Copy the data verbatim and leave out every picture.

(Beginning of Given information)

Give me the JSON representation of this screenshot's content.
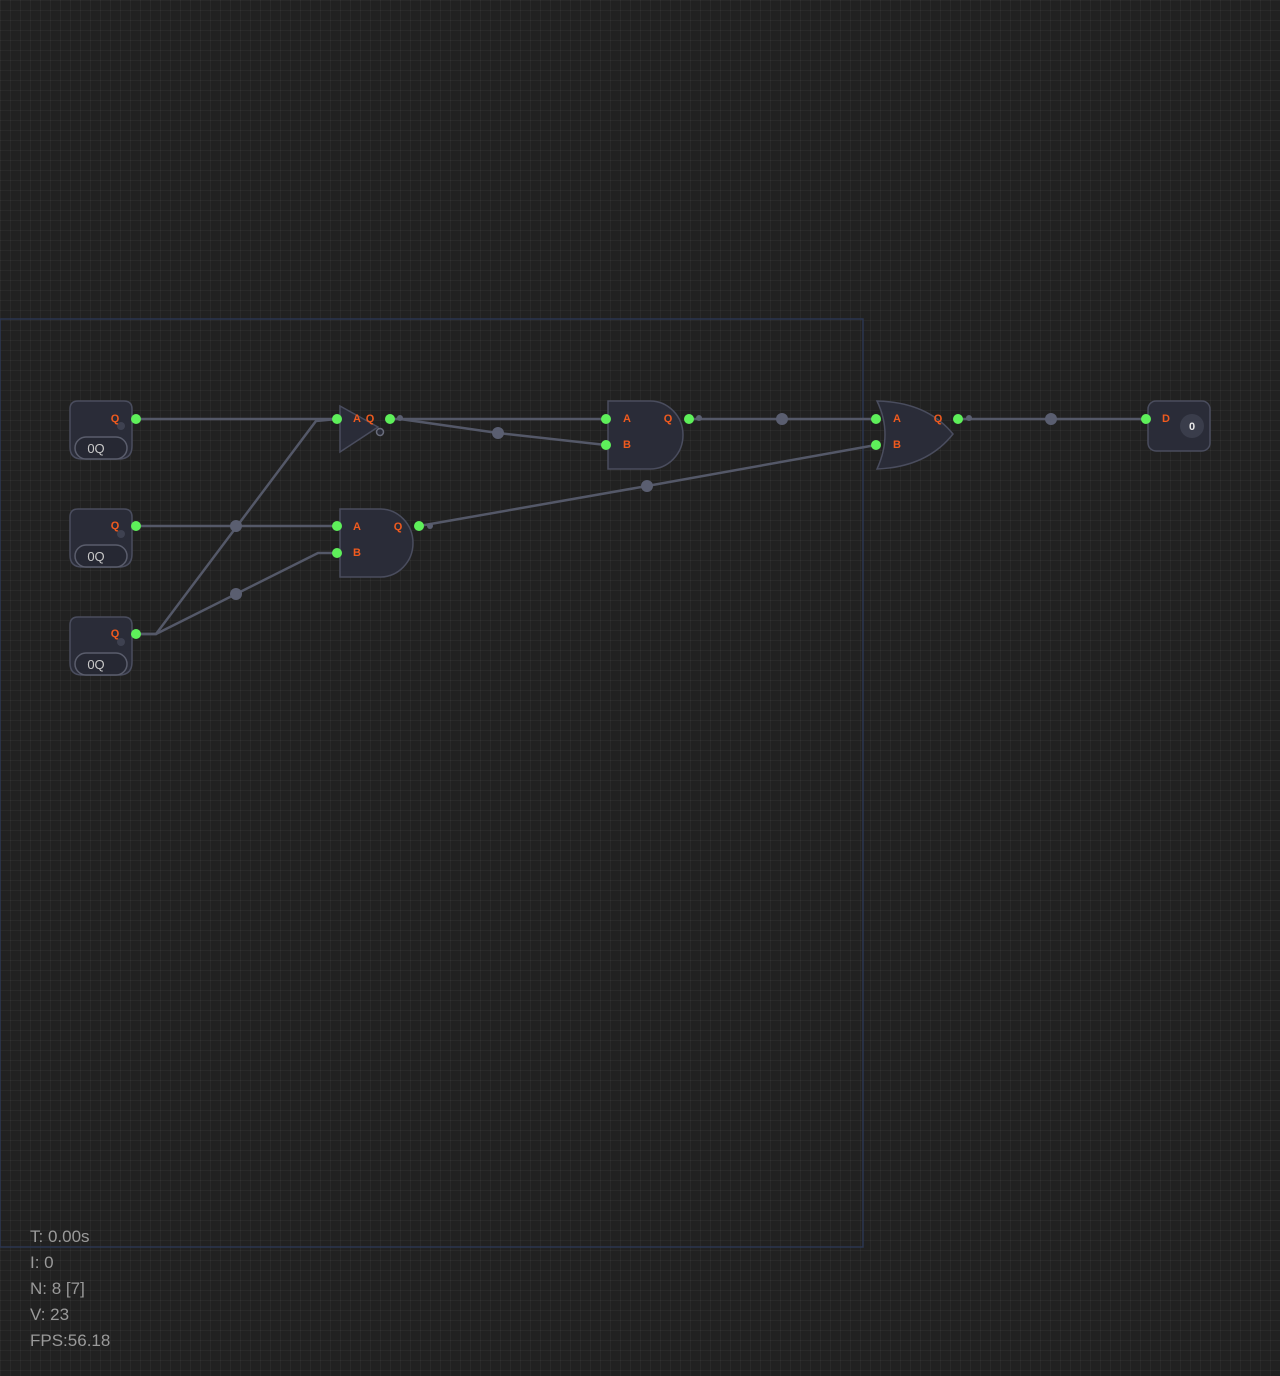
{
  "colors": {
    "background": "#212121",
    "node_fill": "#2a2c38",
    "node_stroke": "#4a4d5e",
    "wire": "#545868",
    "pin_active": "#5ef05a",
    "pin_label": "#f05a1e",
    "selection_border": "#2b3550"
  },
  "inputs": [
    {
      "output_label": "Q",
      "toggle_label": "0Q"
    },
    {
      "output_label": "Q",
      "toggle_label": "0Q"
    },
    {
      "output_label": "Q",
      "toggle_label": "0Q"
    }
  ],
  "gates": {
    "not_gate": {
      "type": "NOT",
      "input_label": "A",
      "output_label": "Q"
    },
    "and_gate_top": {
      "type": "AND",
      "input_a_label": "A",
      "input_b_label": "B",
      "output_label": "Q"
    },
    "and_gate_bottom": {
      "type": "AND",
      "input_a_label": "A",
      "input_b_label": "B",
      "output_label": "Q"
    },
    "or_gate": {
      "type": "OR",
      "input_a_label": "A",
      "input_b_label": "B",
      "output_label": "Q"
    }
  },
  "output_display": {
    "input_label": "D",
    "value": "0"
  },
  "stats": {
    "time": "T: 0.00s",
    "iterations": "I: 0",
    "nodes": "N: 8 [7]",
    "vertices": "V: 23",
    "fps": "FPS:56.18"
  }
}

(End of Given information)

*Task result*:
Give me the JSON representation of this screenshot's content.
{
  "colors": {
    "background": "#212121",
    "node_fill": "#2a2c38",
    "node_stroke": "#4a4d5e",
    "wire": "#545868",
    "pin_active": "#5ef05a",
    "pin_label": "#f05a1e",
    "selection_border": "#2b3550"
  },
  "inputs": [
    {
      "output_label": "Q",
      "toggle_label": "0Q"
    },
    {
      "output_label": "Q",
      "toggle_label": "0Q"
    },
    {
      "output_label": "Q",
      "toggle_label": "0Q"
    }
  ],
  "gates": {
    "not_gate": {
      "type": "NOT",
      "input_label": "A",
      "output_label": "Q"
    },
    "and_gate_top": {
      "type": "AND",
      "input_a_label": "A",
      "input_b_label": "B",
      "output_label": "Q"
    },
    "and_gate_bottom": {
      "type": "AND",
      "input_a_label": "A",
      "input_b_label": "B",
      "output_label": "Q"
    },
    "or_gate": {
      "type": "OR",
      "input_a_label": "A",
      "input_b_label": "B",
      "output_label": "Q"
    }
  },
  "output_display": {
    "input_label": "D",
    "value": "0"
  },
  "stats": {
    "time": "T: 0.00s",
    "iterations": "I: 0",
    "nodes": "N: 8 [7]",
    "vertices": "V: 23",
    "fps": "FPS:56.18"
  }
}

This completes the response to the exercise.